Victor Ross, MD, board-certified dermatologist and dermatologic surgeon in San Diego, California, spoke about different technologies available for microneedling and energy-based devices.
At the Aesthetics Biomedical’s Perspectives: The Evolution of Aesthetics symposium, Victor Ross, MD, a board-certified dermatologist and dermatologic surgeon, San Diego, California, spoke about the newest advances in technology for both microneedling and energy-based devices.
The goal of these new technologies is to maximize the results of the procedures while minimizing patient downtime. With traditional radio frequency (RF) devices, physicians must think about RF, energy flow, and tissue resistance and how that amounts to heat accumulation. The overall results were modest as a large volume of area was being heated, resulting in a small change in temperature.
What has replaced the bipolar technique of RF is fractional RF. In fractional RF, the needles are insulated and isolated in place into a predetermined depth causing more heat to be created deeper and resulting in restored skin elasticity. This also did not have results Ross was satisfied with.
According to Ross, one of the most predictable ways to achieve some skin tightening is with RF microneedling.
An issue that Ross brought up is heat vs no heat. Heat can cause pain for the patient, but many times is needed for results. Also, there can be a recall caused by a gap between the needles and the skin and many companies claim that their devices go deeper than what may be reality.
He went over the Vivace (Aesthetics Biomedical) microneedling device.
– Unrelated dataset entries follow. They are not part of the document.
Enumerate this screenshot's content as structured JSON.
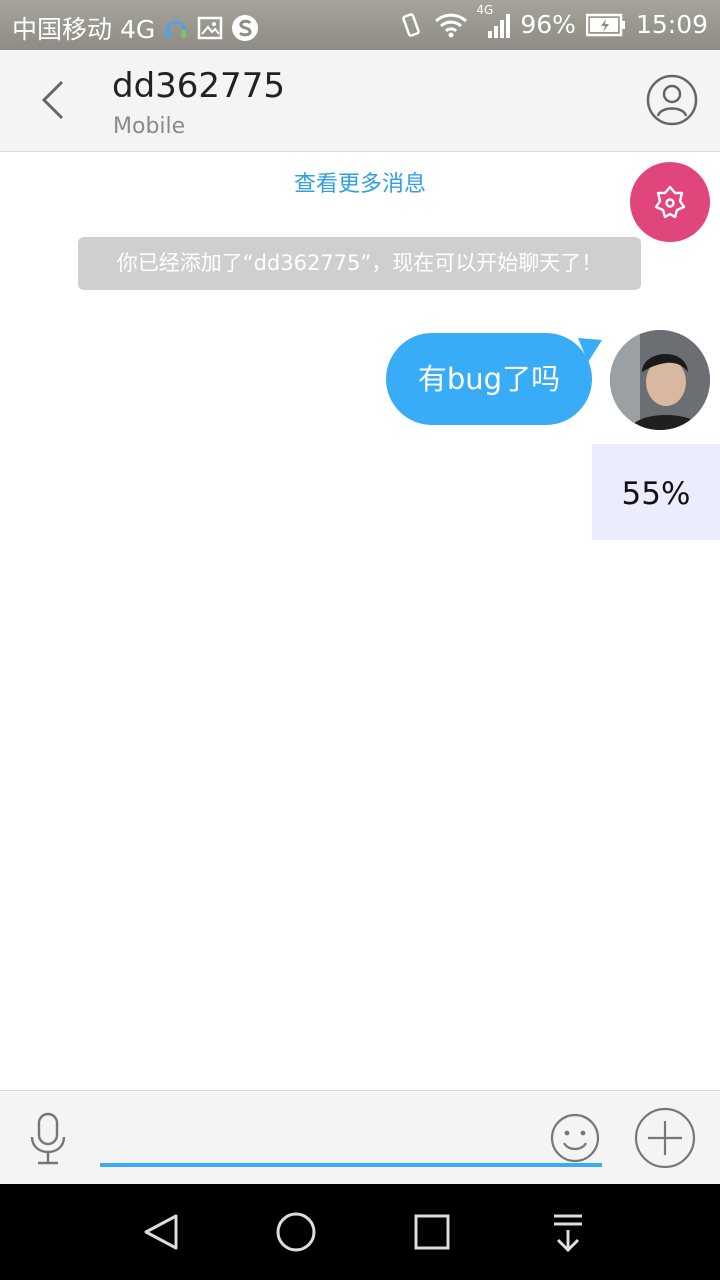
{
  "status_bar": {
    "carrier": "中国移动 4G",
    "battery": "96%",
    "time": "15:09",
    "network_small": "4G"
  },
  "header": {
    "title": "dd362775",
    "subtitle": "Mobile"
  },
  "chat": {
    "load_more": "查看更多消息",
    "system_message": "你已经添加了“dd362775”，现在可以开始聊天了！",
    "messages": [
      {
        "text": "有bug了吗",
        "sender": "me"
      }
    ],
    "progress_label": "55%"
  },
  "input_bar": {
    "value": "",
    "placeholder": ""
  },
  "icons": {
    "back": "back-chevron-icon",
    "profile": "person-icon",
    "fab": "flower-icon",
    "mic": "microphone-icon",
    "emoji": "smiley-icon",
    "plus": "plus-icon",
    "nav_back": "triangle-back-icon",
    "nav_home": "circle-home-icon",
    "nav_recent": "square-recent-icon",
    "nav_notifications": "pull-down-icon"
  },
  "colors": {
    "accent": "#39acf7",
    "fab": "#e0457c",
    "system_message_bg": "#cfcfcf",
    "progress_bg": "#ececff"
  }
}
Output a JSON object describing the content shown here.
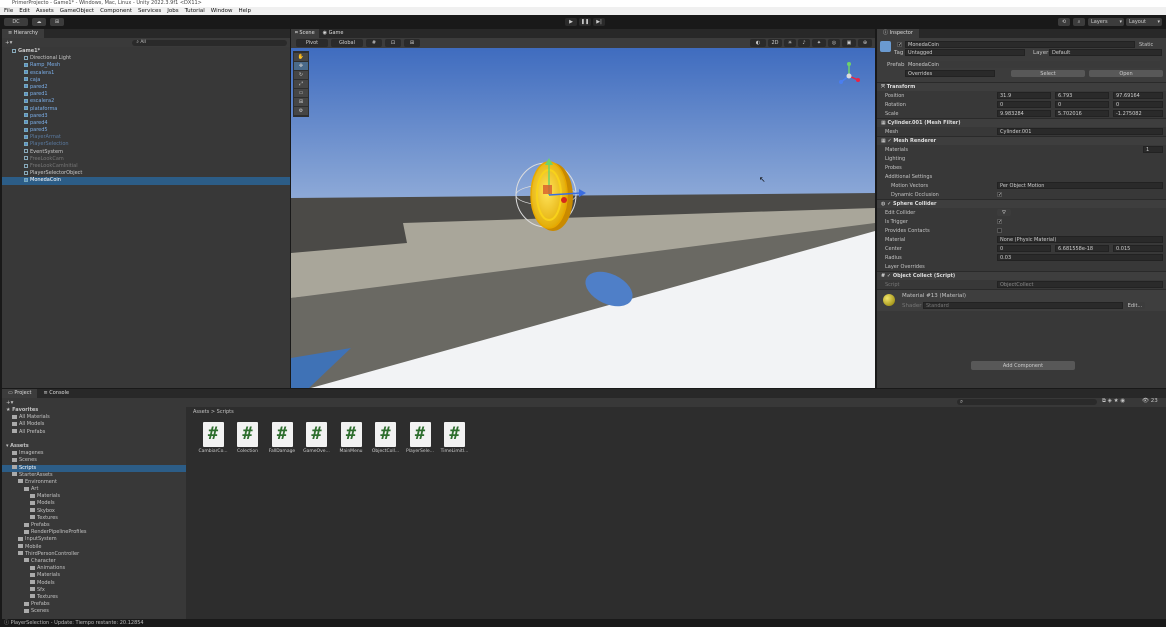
{
  "window": {
    "title": "PrimerProjecto - Game1* - Windows, Mac, Linux - Unity 2022.3.9f1 <DX11>"
  },
  "menu": [
    "File",
    "Edit",
    "Assets",
    "GameObject",
    "Component",
    "Services",
    "Jobs",
    "Tutorial",
    "Window",
    "Help"
  ],
  "toolbar": {
    "account": "DC",
    "layers": "Layers",
    "layout": "Layout"
  },
  "hierarchy": {
    "tab": "Hierarchy",
    "search": "All",
    "items": [
      {
        "label": "Game1*",
        "indent": 0,
        "style": "bold"
      },
      {
        "label": "Directional Light",
        "indent": 1,
        "style": "normal"
      },
      {
        "label": "Ramp_Mesh",
        "indent": 1,
        "style": "blue"
      },
      {
        "label": "escalera1",
        "indent": 1,
        "style": "blue"
      },
      {
        "label": "caja",
        "indent": 1,
        "style": "blue"
      },
      {
        "label": "pared2",
        "indent": 1,
        "style": "blue"
      },
      {
        "label": "pared1",
        "indent": 1,
        "style": "blue"
      },
      {
        "label": "escalera2",
        "indent": 1,
        "style": "blue"
      },
      {
        "label": "plataforma",
        "indent": 1,
        "style": "blue"
      },
      {
        "label": "pared3",
        "indent": 1,
        "style": "blue"
      },
      {
        "label": "pared4",
        "indent": 1,
        "style": "blue"
      },
      {
        "label": "pared5",
        "indent": 1,
        "style": "blue"
      },
      {
        "label": "PlayerArmat",
        "indent": 1,
        "style": "dimblue"
      },
      {
        "label": "PlayerSelection",
        "indent": 1,
        "style": "dimblue"
      },
      {
        "label": "EventSystem",
        "indent": 1,
        "style": "normal"
      },
      {
        "label": "FreeLookCam",
        "indent": 1,
        "style": "dim"
      },
      {
        "label": "FreeLookCamInitial",
        "indent": 1,
        "style": "dim"
      },
      {
        "label": "PlayerSelectorObject",
        "indent": 1,
        "style": "normal"
      },
      {
        "label": "MonedaCoin",
        "indent": 1,
        "style": "selected"
      }
    ]
  },
  "scene": {
    "tab_scene": "Scene",
    "tab_game": "Game",
    "pivot": "Pivot",
    "global": "Global",
    "mode2d": "2D"
  },
  "inspector": {
    "tab": "Inspector",
    "name": "MonedaCoin",
    "static": "Static",
    "tag": "Untagged",
    "layer": "Default",
    "prefab": "MonedaCoin",
    "overrides": "Overrides",
    "select": "Select",
    "open": "Open",
    "transform": {
      "title": "Transform",
      "position": [
        "31.9",
        "6.793",
        "97.69164"
      ],
      "rotation": [
        "0",
        "0",
        "0"
      ],
      "scale": [
        "9.983284",
        "5.702016",
        "-1.275082"
      ]
    },
    "mesh_filter": {
      "title": "Cylinder.001 (Mesh Filter)",
      "mesh_label": "Mesh",
      "mesh": "Cylinder.001"
    },
    "mesh_renderer": {
      "title": "Mesh Renderer",
      "materials": "Materials",
      "materials_count": "1",
      "lighting": "Lighting",
      "probes": "Probes",
      "additional": "Additional Settings",
      "motion_vectors_label": "Motion Vectors",
      "motion_vectors": "Per Object Motion",
      "dynamic_occlusion": "Dynamic Occlusion"
    },
    "sphere_collider": {
      "title": "Sphere Collider",
      "edit_collider": "Edit Collider",
      "is_trigger": "Is Trigger",
      "provides_contacts": "Provides Contacts",
      "material_label": "Material",
      "material": "None (Physic Material)",
      "center_label": "Center",
      "center": [
        "0",
        "6.681558e-18",
        "0.015"
      ],
      "radius_label": "Radius",
      "radius": "0.03",
      "layer_overrides": "Layer Overrides"
    },
    "script": {
      "title": "Object Collect (Script)",
      "label": "Script",
      "value": "ObjectCollect"
    },
    "material": {
      "name": "Material #13 (Material)",
      "shader_label": "Shader",
      "shader": "Standard",
      "edit": "Edit..."
    },
    "add_component": "Add Component",
    "labels": {
      "tag": "Tag",
      "layer": "Layer",
      "prefab": "Prefab",
      "position": "Position",
      "rotation": "Rotation",
      "scale": "Scale"
    }
  },
  "project": {
    "tab_project": "Project",
    "tab_console": "Console",
    "breadcrumb": "Assets > Scripts",
    "count": "23",
    "tree": [
      {
        "label": "Favorites",
        "indent": 0,
        "bold": true
      },
      {
        "label": "All Materials",
        "indent": 1
      },
      {
        "label": "All Models",
        "indent": 1
      },
      {
        "label": "All Prefabs",
        "indent": 1
      },
      {
        "label": "",
        "indent": 0
      },
      {
        "label": "Assets",
        "indent": 0,
        "bold": true
      },
      {
        "label": "Imagenes",
        "indent": 1
      },
      {
        "label": "Scenes",
        "indent": 1
      },
      {
        "label": "Scripts",
        "indent": 1,
        "selected": true
      },
      {
        "label": "StarterAssets",
        "indent": 1
      },
      {
        "label": "Environment",
        "indent": 2
      },
      {
        "label": "Art",
        "indent": 3
      },
      {
        "label": "Materials",
        "indent": 4
      },
      {
        "label": "Models",
        "indent": 4
      },
      {
        "label": "Skybox",
        "indent": 4
      },
      {
        "label": "Textures",
        "indent": 4
      },
      {
        "label": "Prefabs",
        "indent": 3
      },
      {
        "label": "RenderPipelineProfiles",
        "indent": 3
      },
      {
        "label": "InputSystem",
        "indent": 2
      },
      {
        "label": "Mobile",
        "indent": 2
      },
      {
        "label": "ThirdPersonController",
        "indent": 2
      },
      {
        "label": "Character",
        "indent": 3
      },
      {
        "label": "Animations",
        "indent": 4
      },
      {
        "label": "Materials",
        "indent": 4
      },
      {
        "label": "Models",
        "indent": 4
      },
      {
        "label": "Sfx",
        "indent": 4
      },
      {
        "label": "Textures",
        "indent": 4
      },
      {
        "label": "Prefabs",
        "indent": 3
      },
      {
        "label": "Scenes",
        "indent": 3
      }
    ],
    "assets": [
      "CambiarCo...",
      "Colection",
      "FallDamage",
      "GameOve...",
      "MainMenu",
      "ObjectColl...",
      "PlayerSele...",
      "TimeLimitI..."
    ]
  },
  "statusbar": "PlayerSelection - Update: Tiempo restante: 20.12854",
  "colors": {
    "accent": "#2c5d87",
    "coin": "#f0c419",
    "sky": "#4f7fc8"
  }
}
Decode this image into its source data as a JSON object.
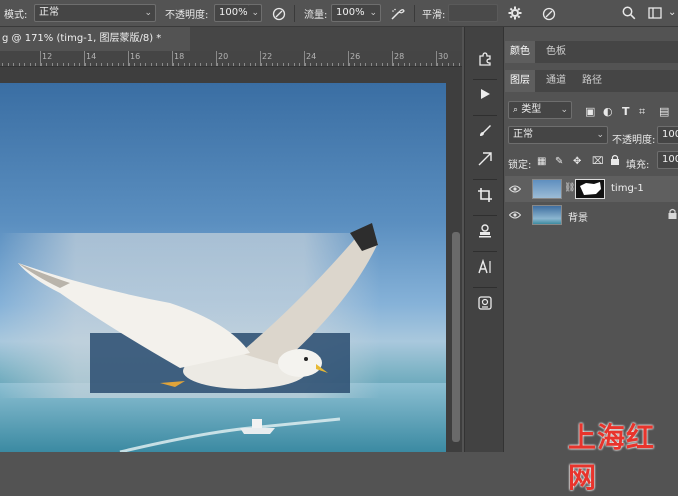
{
  "options_bar": {
    "mode_label": "模式:",
    "mode_value": "正常",
    "opacity_label": "不透明度:",
    "opacity_value": "100%",
    "flow_label": "流量:",
    "flow_value": "100%",
    "smoothing_label": "平滑:"
  },
  "document": {
    "tab_title": "g @ 171% (timg-1, 图层蒙版/8) *",
    "ruler_numbers": [
      "12",
      "14",
      "16",
      "18",
      "20",
      "22",
      "24",
      "26",
      "28",
      "30"
    ]
  },
  "panels": {
    "top_tabs": [
      "颜色",
      "色板"
    ],
    "layer_tabs": [
      "图层",
      "通道",
      "路径"
    ],
    "filter_label": "类型",
    "blend_mode": "正常",
    "opacity_label": "不透明度:",
    "opacity_value": "100",
    "lock_label": "锁定:",
    "fill_label": "填充:",
    "fill_value": "100",
    "layers": [
      {
        "name": "timg-1"
      },
      {
        "name": "背景"
      }
    ]
  },
  "watermark": "上海红网",
  "colors": {
    "app_bg": "#535353",
    "panel_dark": "#424242",
    "watermark": "#e8342c"
  }
}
The system offers ergonomic pieces and has LEDS, noninsulated or insulated needles, and offers settings to change power levels to make microneedling easier. When using the device, physicians can change frequency from 1 to 2 megahertz.
Another device he went over another microneedling device, that uses 5 needles to go into the desired depth and has a long heating time of 4 seconds. They are larger than the typical microneedling device and it offers a cooling tip. It can make procedures longer due to low frequency of the needle.
The Agnes device (Agnes Medical) was also discussed. It uses a single needle to treat the face and the negative of this device is that each time the needle is used, the physician must push it down with their hands which can be tiring, according to Ross.
Combination therapy was something Ross does a lot of, using a laser, along with a RF microneedling device to treat the skin. This decision on whether to use this type of therapy will be decided on how long the patient can have downtime as it is an aggressive treatment.
To make microneedling better, in Ross’s opinion, would be better control of needle sharpness, better motors to push the needles down into the skin, and have reliable endpoints for their depths.
Tixel (Novoxel), a thermal mechanical action for fractional treatment, was the last device that Ross highlighted, and it is a fractionating device, the size of a postage stamp, and made of titanium alloy. It can heat up to approximately 400 degrees Celsius, but because contact time is so low, it does not hurt the patient. It can repair skin very quickly and efficiently. Currently, it is available overseas.
“So, Tixel was a new exciting way to use a new practice and fight key that adds to our weaponry that you can use to make your skin fresher and better,” Ross concluded.